- _Aim of the exercise_:
Return all of the data exactly, with nothing left out but the pictures.

▬▬▬▬▬▬▬▬▬▬

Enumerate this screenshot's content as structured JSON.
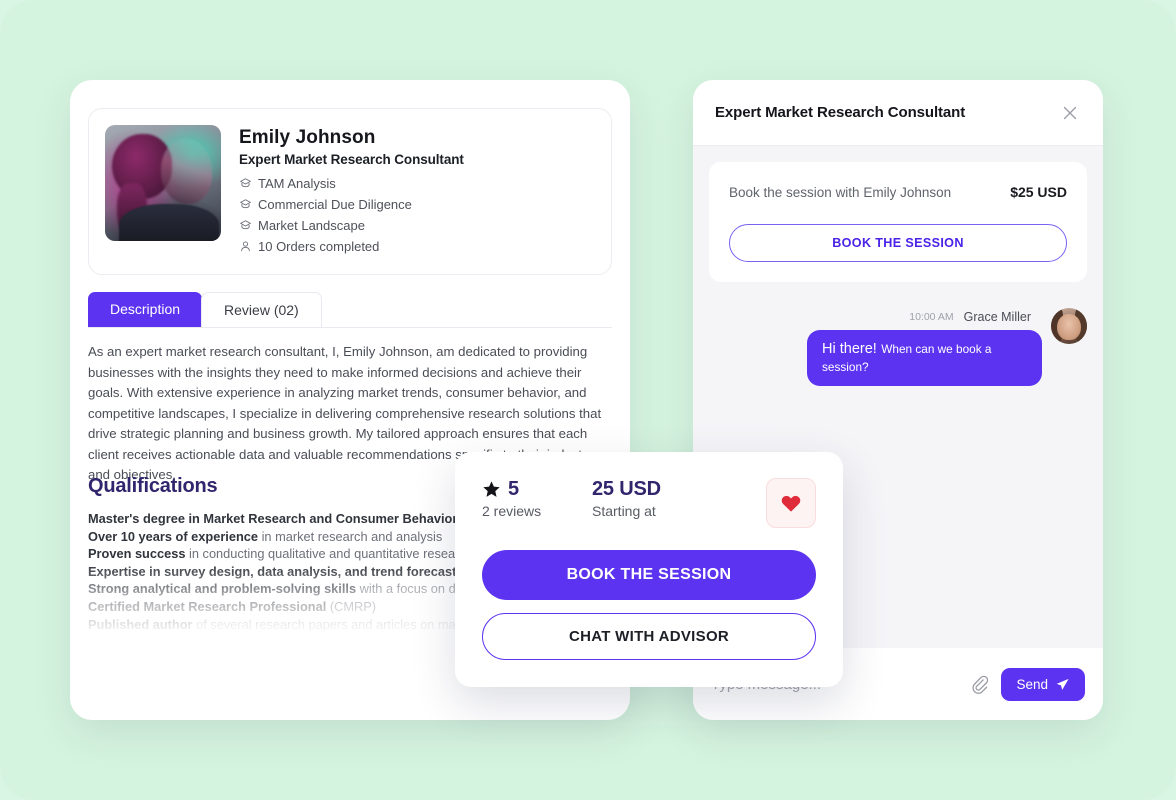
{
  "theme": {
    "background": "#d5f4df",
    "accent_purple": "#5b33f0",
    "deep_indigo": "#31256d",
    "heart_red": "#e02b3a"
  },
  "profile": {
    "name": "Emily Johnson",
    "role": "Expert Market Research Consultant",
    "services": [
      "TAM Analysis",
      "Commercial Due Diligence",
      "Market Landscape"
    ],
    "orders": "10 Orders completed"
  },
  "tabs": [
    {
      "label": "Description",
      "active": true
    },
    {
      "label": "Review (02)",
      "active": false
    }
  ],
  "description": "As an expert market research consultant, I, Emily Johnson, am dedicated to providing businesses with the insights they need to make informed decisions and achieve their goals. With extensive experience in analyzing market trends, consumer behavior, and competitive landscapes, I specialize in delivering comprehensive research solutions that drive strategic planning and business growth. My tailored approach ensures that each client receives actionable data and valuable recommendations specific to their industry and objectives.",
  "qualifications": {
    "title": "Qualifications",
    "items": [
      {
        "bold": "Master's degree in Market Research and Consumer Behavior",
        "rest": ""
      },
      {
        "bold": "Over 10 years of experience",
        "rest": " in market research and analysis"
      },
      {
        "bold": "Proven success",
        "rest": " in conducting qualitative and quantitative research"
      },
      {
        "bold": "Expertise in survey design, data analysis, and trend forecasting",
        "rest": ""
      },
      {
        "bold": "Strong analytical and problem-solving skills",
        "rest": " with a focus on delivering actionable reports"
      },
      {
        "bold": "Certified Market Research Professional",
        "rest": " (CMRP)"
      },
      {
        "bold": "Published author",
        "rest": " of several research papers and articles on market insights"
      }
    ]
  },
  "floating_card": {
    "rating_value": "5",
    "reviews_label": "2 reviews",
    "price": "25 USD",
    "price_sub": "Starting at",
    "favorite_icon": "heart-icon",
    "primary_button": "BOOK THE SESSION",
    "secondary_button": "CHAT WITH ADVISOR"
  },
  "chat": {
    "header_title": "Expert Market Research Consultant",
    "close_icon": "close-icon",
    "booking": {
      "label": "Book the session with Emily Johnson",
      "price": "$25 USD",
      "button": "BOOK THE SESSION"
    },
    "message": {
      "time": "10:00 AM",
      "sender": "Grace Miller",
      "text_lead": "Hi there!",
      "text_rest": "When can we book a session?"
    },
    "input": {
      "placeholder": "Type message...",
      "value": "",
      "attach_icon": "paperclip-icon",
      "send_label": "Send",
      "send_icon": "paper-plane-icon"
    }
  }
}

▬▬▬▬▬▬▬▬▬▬

- _Exercise solution_:
Enumerate this screenshot's content as structured JSON.
{
  "theme": {
    "background": "#d5f4df",
    "accent_purple": "#5b33f0",
    "deep_indigo": "#31256d",
    "heart_red": "#e02b3a"
  },
  "profile": {
    "name": "Emily Johnson",
    "role": "Expert Market Research Consultant",
    "services": [
      "TAM Analysis",
      "Commercial Due Diligence",
      "Market Landscape"
    ],
    "orders": "10 Orders completed"
  },
  "tabs": [
    {
      "label": "Description",
      "active": true
    },
    {
      "label": "Review (02)",
      "active": false
    }
  ],
  "description": "As an expert market research consultant, I, Emily Johnson, am dedicated to providing businesses with the insights they need to make informed decisions and achieve their goals. With extensive experience in analyzing market trends, consumer behavior, and competitive landscapes, I specialize in delivering comprehensive research solutions that drive strategic planning and business growth. My tailored approach ensures that each client receives actionable data and valuable recommendations specific to their industry and objectives.",
  "qualifications": {
    "title": "Qualifications",
    "items": [
      {
        "bold": "Master's degree in Market Research and Consumer Behavior",
        "rest": ""
      },
      {
        "bold": "Over 10 years of experience",
        "rest": " in market research and analysis"
      },
      {
        "bold": "Proven success",
        "rest": " in conducting qualitative and quantitative research"
      },
      {
        "bold": "Expertise in survey design, data analysis, and trend forecasting",
        "rest": ""
      },
      {
        "bold": "Strong analytical and problem-solving skills",
        "rest": " with a focus on delivering actionable reports"
      },
      {
        "bold": "Certified Market Research Professional",
        "rest": " (CMRP)"
      },
      {
        "bold": "Published author",
        "rest": " of several research papers and articles on market insights"
      }
    ]
  },
  "floating_card": {
    "rating_value": "5",
    "reviews_label": "2 reviews",
    "price": "25 USD",
    "price_sub": "Starting at",
    "favorite_icon": "heart-icon",
    "primary_button": "BOOK THE SESSION",
    "secondary_button": "CHAT WITH ADVISOR"
  },
  "chat": {
    "header_title": "Expert Market Research Consultant",
    "close_icon": "close-icon",
    "booking": {
      "label": "Book the session with Emily Johnson",
      "price": "$25 USD",
      "button": "BOOK THE SESSION"
    },
    "message": {
      "time": "10:00 AM",
      "sender": "Grace Miller",
      "text_lead": "Hi there!",
      "text_rest": "When can we book a session?"
    },
    "input": {
      "placeholder": "Type message...",
      "value": "",
      "attach_icon": "paperclip-icon",
      "send_label": "Send",
      "send_icon": "paper-plane-icon"
    }
  }
}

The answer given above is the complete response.